Indian and Pacific oceans around eastern Africa, Madagascar, Arabia, and India. Throughout coastal southeastern Asia, Indonesia, Japan, Australia, New Zealand, and the Pacific Islands. Extending to the western coast of the Americas from Equador and the Galapagos Islands north to Baja California and the Gulf of California.
These snakes are restricted to tropical and subtropical waters. They are usually found within a few kilometers of the coast and prefer shallow inshore waters. Normally these snakes live in waters with temperatures between 11.7 and 36 degrees Celsius.
The maximum length of this sea snake is 113 cm.
This snake reproduces sexually in water, usually near the surface. It breeds in water with a temperature greater than 20 degrees Celsius. This species is ovoviviparous, and gestation is thought to be 5 to 6 months. One to 10 young are born per litter, each 220-260 mm long at birth. Adult males grow to greater than 600 mm.
These snakes feed during the day and spend nights on the ocean bottom, occassionally rising to the surface to breath. They can dive to maximum depths of 6.8 m in the dry season, and 15.1 m during the wet season. Sea snakes can stay underwater between 1.5 and 3.5 hours. They are capable of cutaneous breathing, removing oxygen from the water and releasing carbon dioxide. The yellow-bellied sea snake has a salt gland under its tongue, which secretes salt taken in from the water. It swims on the surface by sideward undulations aided by the laterally compressed tail, which acts as a paddle. It can move quickly, but usually it floats by ocean currents. These snakes are poorly suited for land and are relatively helpless when washed ashore. These fairly mild-mannered creatures can occur in huge aggregations with varying male to female ratios, and numbering in the thousands.

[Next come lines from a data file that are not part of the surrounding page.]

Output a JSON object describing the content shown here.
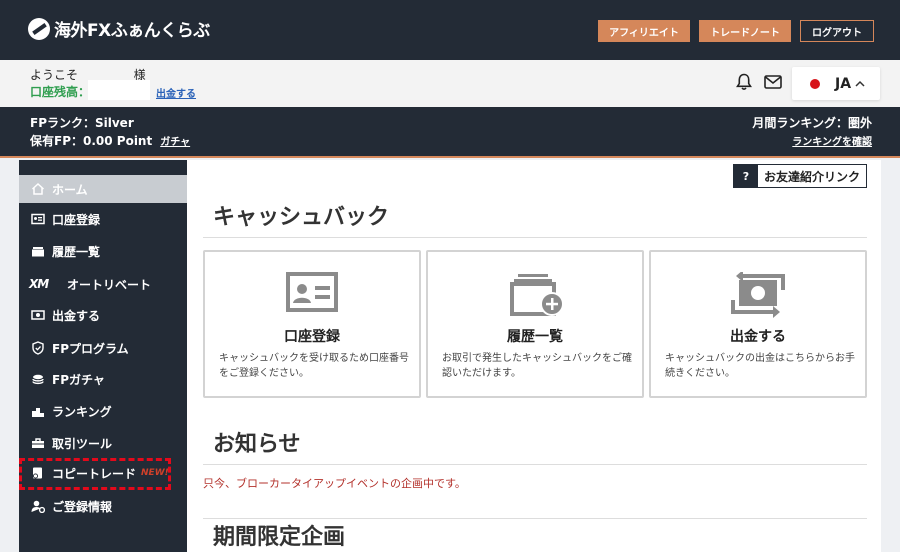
{
  "header": {
    "logo_text": "海外FXふぁんくらぶ",
    "buttons": [
      "アフィリエイト",
      "トレードノート",
      "ログアウト"
    ]
  },
  "welcome": {
    "greeting": "ようこそ",
    "honorific": "様",
    "balance_label": "口座残高：",
    "withdraw_link": "出金する",
    "language": "JA"
  },
  "rank": {
    "fp_rank": "FPランク：Silver",
    "fp_held": "保有FP：0.00 Point",
    "gacha_link": "ガチャ",
    "monthly_ranking": "月間ランキング：圏外",
    "ranking_link": "ランキングを確認"
  },
  "sidebar": {
    "items": [
      {
        "label": "ホーム",
        "icon": "home-icon"
      },
      {
        "label": "口座登録",
        "icon": "id-card-icon"
      },
      {
        "label": "履歴一覧",
        "icon": "history-icon"
      },
      {
        "label": "オートリベート",
        "icon": "xm-logo-icon",
        "icon_text": "XM"
      },
      {
        "label": "出金する",
        "icon": "cash-icon"
      },
      {
        "label": "FPプログラム",
        "icon": "shield-icon"
      },
      {
        "label": "FPガチャ",
        "icon": "coins-icon"
      },
      {
        "label": "ランキング",
        "icon": "podium-icon"
      },
      {
        "label": "取引ツール",
        "icon": "toolbox-icon"
      },
      {
        "label": "コピートレード",
        "icon": "copy-trade-icon",
        "badge": "NEW!"
      },
      {
        "label": "ご登録情報",
        "icon": "user-settings-icon"
      }
    ]
  },
  "main": {
    "referral_q": "?",
    "referral_label": "お友達紹介リンク",
    "cashback_title": "キャッシュバック",
    "cards": [
      {
        "title": "口座登録",
        "desc": "キャッシュバックを受け取るため口座番号をご登録ください。",
        "icon": "id-card-icon"
      },
      {
        "title": "履歴一覧",
        "desc": "お取引で発生したキャッシュバックをご確認いただけます。",
        "icon": "history-add-icon"
      },
      {
        "title": "出金する",
        "desc": "キャッシュバックの出金はこちらからお手続きください。",
        "icon": "cash-exchange-icon"
      }
    ],
    "news_title": "お知らせ",
    "news_item": "只今、ブローカータイアップイベントの企画中です。",
    "limited_title": "期間限定企画"
  },
  "colors": {
    "header_bg": "#232b36",
    "accent": "#d5875a",
    "balance_green": "#2f9e4f",
    "notice_red": "#b3312b",
    "highlight_red": "#e3091b"
  }
}
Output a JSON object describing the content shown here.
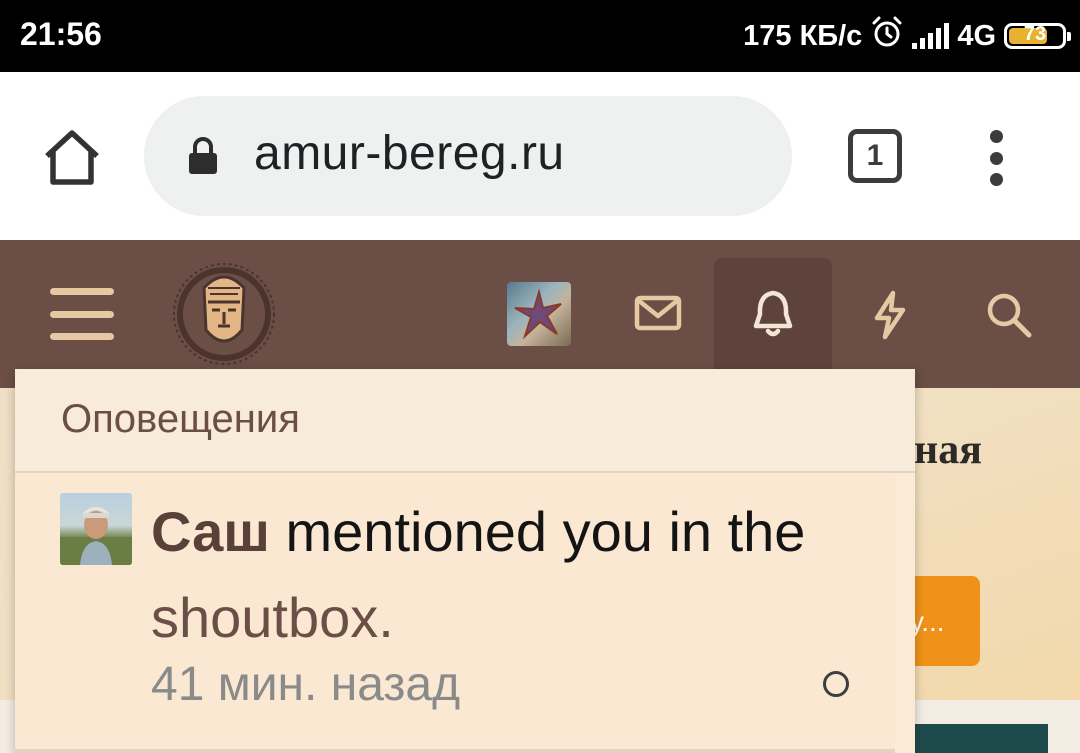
{
  "status_bar": {
    "time": "21:56",
    "speed": "175 КБ/с",
    "network": "4G",
    "battery": "73",
    "battery_level": 0.73,
    "alarm_icon": "alarm-clock-icon",
    "signal_icon": "signal-bars-icon"
  },
  "browser": {
    "url": "amur-bereg.ru",
    "tab_count": "1",
    "home_icon": "home-icon",
    "lock_icon": "lock-icon",
    "menu_icon": "more-vertical-icon"
  },
  "site_header": {
    "background": "#6b4f46",
    "icons": [
      "menu-icon",
      "site-logo",
      "user-avatar",
      "mail-icon",
      "bell-icon",
      "lightning-icon",
      "search-icon"
    ],
    "accent": "#e6c9a2"
  },
  "notifications": {
    "title": "Оповещения",
    "items": [
      {
        "user": "Саш",
        "action": "mentioned you in the",
        "content": "shoutbox.",
        "time": "41 мин. назад"
      }
    ]
  },
  "background_page": {
    "title_fragment": "ная",
    "button_fragment": "у..."
  }
}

This snake is a carnivore. It forages during the day, hunting by ambushing its prey. It is venomous snake, and it chews poison into fish and then swallows them.
These are venomous snakes and could pose a threat to humans. Their venom is neurotoxic; however, it is in fairly low yield and is no great threat. No human fatalities have been reported.

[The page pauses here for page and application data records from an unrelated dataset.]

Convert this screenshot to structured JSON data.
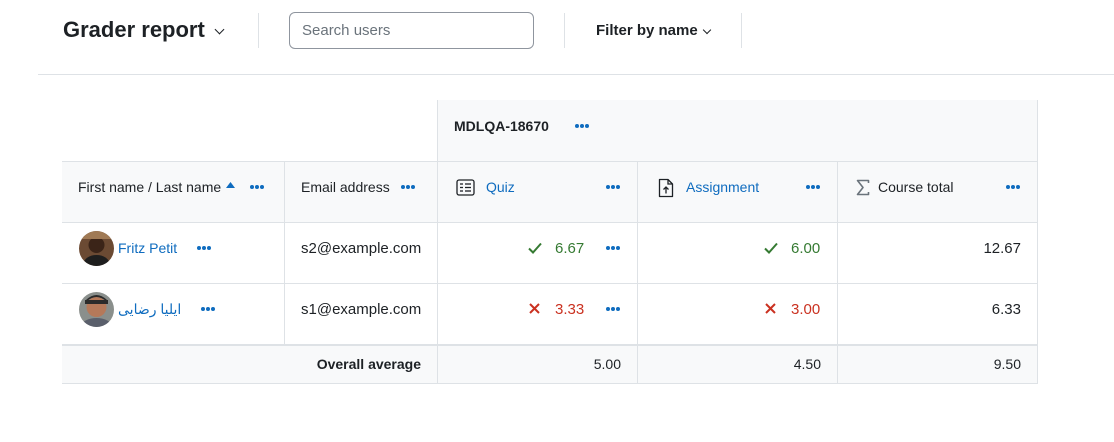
{
  "header": {
    "title": "Grader report",
    "search_placeholder": "Search users",
    "filter_label": "Filter by name"
  },
  "table": {
    "category_name": "MDLQA-18670",
    "columns": {
      "name": "First name / Last name",
      "email": "Email address",
      "quiz": "Quiz",
      "assignment": "Assignment",
      "total": "Course total"
    },
    "rows": [
      {
        "name": "Fritz Petit",
        "email": "s2@example.com",
        "quiz": "6.67",
        "quiz_status": "pass",
        "assignment": "6.00",
        "assignment_status": "pass",
        "total": "12.67"
      },
      {
        "name": "ایلیا رضایی",
        "email": "s1@example.com",
        "quiz": "3.33",
        "quiz_status": "fail",
        "assignment": "3.00",
        "assignment_status": "fail",
        "total": "6.33"
      }
    ],
    "average": {
      "label": "Overall average",
      "quiz": "5.00",
      "assignment": "4.50",
      "total": "9.50"
    }
  },
  "colors": {
    "link": "#0f6cbf",
    "pass": "#357a32",
    "fail": "#ca3120",
    "header_bg": "#f8f9fa",
    "border": "#dee2e6"
  },
  "icons": {
    "sort": "caret-up-icon",
    "quiz": "quiz-icon",
    "assignment": "assignment-icon",
    "total": "sigma-icon",
    "pass": "check-icon",
    "fail": "cross-icon",
    "menu": "more-actions-icon"
  }
}
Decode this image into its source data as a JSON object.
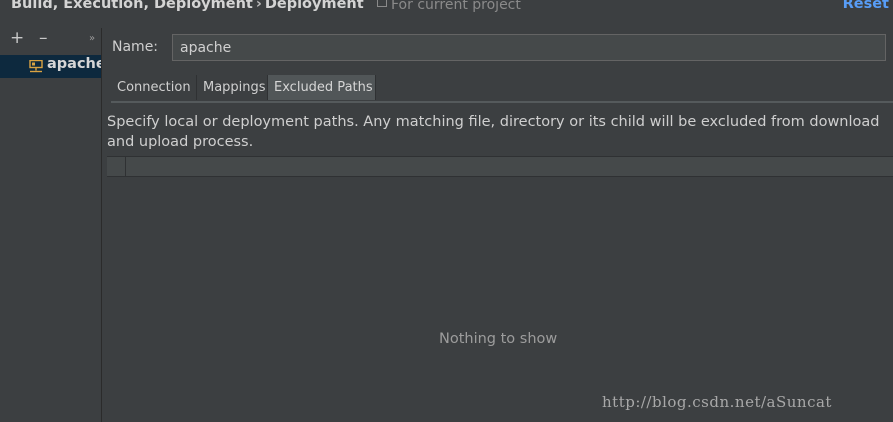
{
  "header": {
    "breadcrumb": [
      "Build, Execution, Deployment",
      "Deployment"
    ],
    "breadcrumb_separator": "›",
    "scope_text": "For current project",
    "reset_label": "Reset"
  },
  "sidebar": {
    "toolbar": {
      "add": "+",
      "remove": "–",
      "more": "»"
    },
    "items": [
      {
        "label": "apache",
        "icon": "server-icon",
        "selected": true
      }
    ]
  },
  "form": {
    "name_label": "Name:",
    "name_value": "apache"
  },
  "tabs": [
    {
      "label": "Connection",
      "active": false
    },
    {
      "label": "Mappings",
      "active": false
    },
    {
      "label": "Excluded Paths",
      "active": true
    }
  ],
  "excluded_paths": {
    "description": "Specify local or deployment paths. Any matching file, directory or its child will be excluded from download and upload process.",
    "empty_text": "Nothing to show"
  },
  "watermark": "http://blog.csdn.net/aSuncat",
  "colors": {
    "background": "#3c3f41",
    "accent": "#589df6",
    "selection": "#0d293e"
  }
}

These snakes are not currently listed as endangered or threatened.
This is the only sea snake that occurs on both sides of the Pacific. It is also the only sea snake to have reached the Hawaiin Islands.

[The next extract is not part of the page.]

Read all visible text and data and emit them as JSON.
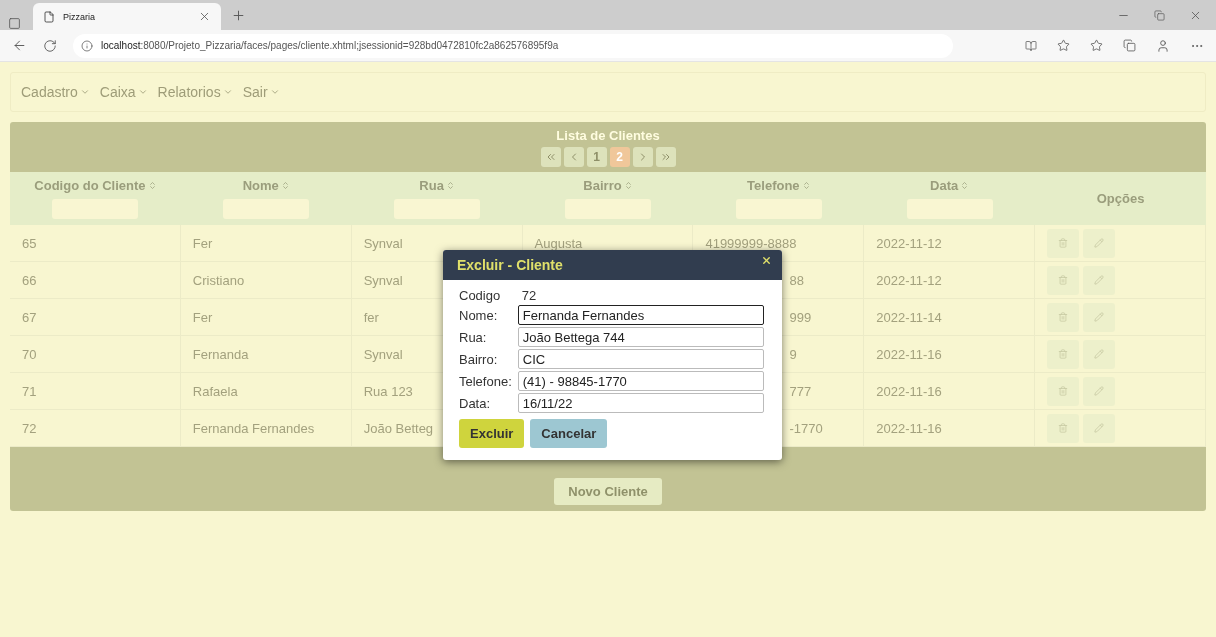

Jennifer Liptow (author), University of Michigan-Ann Arbor.
body of water between the southern ocean (above 60 degrees south latitude), Australia, Asia, and the western hemisphere. This is the world's largest ocean, covering about 28% of the world's surface.
the nearshore aquatic habitats near a coast, or shoreline.
the area in which the animal is naturally found, the region in which it is endemic.
islands that are not part of continental shelf areas, they are not, and have never been, connected to a continental land mass, most typically these are volcanic islands.
Ernst, Carl H. 1980. Venomous Reptiles of North America. Smithsonian Institution Press, Washington, pages 41-45.
Pope, Clifford H. 1937. Snakes Alive and How They Live. Viking Press, New York, pages 81-82.